- Local Savings
- Green Editions
- Legal Notices
- Weekly Ads
Connect with Us
Federal Way high schools make Washington Post list
The Washington Post's "High School Challenge" list was recently released, and for Federal Way Public Schools (FWPS), it was another cause for celebration.
Thomas Jefferson High School, Decatur High School, Todd Beamer High School and Federal Way High School made repeat appearances on the list. The list ranks schools based on the number of Advanced Placement, International Baccalaureate or Cambridge tests conducted by a school during a given year, and divides it by the number of graduating seniors.
For 2012, only 1,900 schools of the nation's 22,000 high schools made the list.
"This school district, the community, our teachers, our educators, our parents and our students have risen to the challenge of high academic expectations," said Federal Way Superintendent Rob Neu. "The High School Challenge reflects the belief in the ability of every student to learn at high levels."
For the 30 Washington state schools to make the cut, Federal Way High School came in at number 7, Decatur at number 16, Thomas Jefferson at 26 and Todd Beamer at 27.
Beamer and Decatur enjoyed their second year on the list, while Federal Way High School made the prestigious list for the third year in a row, and Thomas Jefferson marked its fourth year on the list.
According to the district, FWHS also had the highest percentage of students who qualify for reduced or free lunch among the Washington state schools, at 56 percent.

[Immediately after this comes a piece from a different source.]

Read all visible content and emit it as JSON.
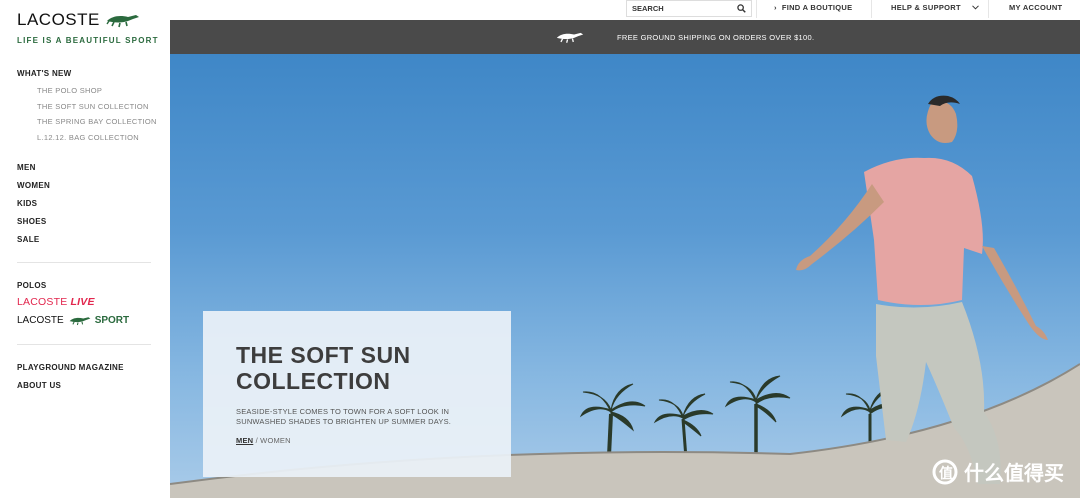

The only other school that approached that number in the state was Spokane's North Central High School. The rest of the district's schools also made the list with higher than average reduced or free lunch rates, an indicator that often predicts a school's academic success, usually in the negative sense.
The district credits recent policies with the success, most notably the controversial Academic Acceleration policy implemented in the past two years.
"I want to applaud the school district, the people sitting in this room, the educators who have wrestled with academic acceleration and the students. (It's) because this district had the courage to those students that you belong, we have a place for you," Neu said in his comments at the May 22 school board meeting.
The school district plans to continue to challenge students with another innovative program next fall, the "College Readiness Pathway."
The Pathway is aimed at getting students to think about their academic futures as early as middle school, and plan accordingly.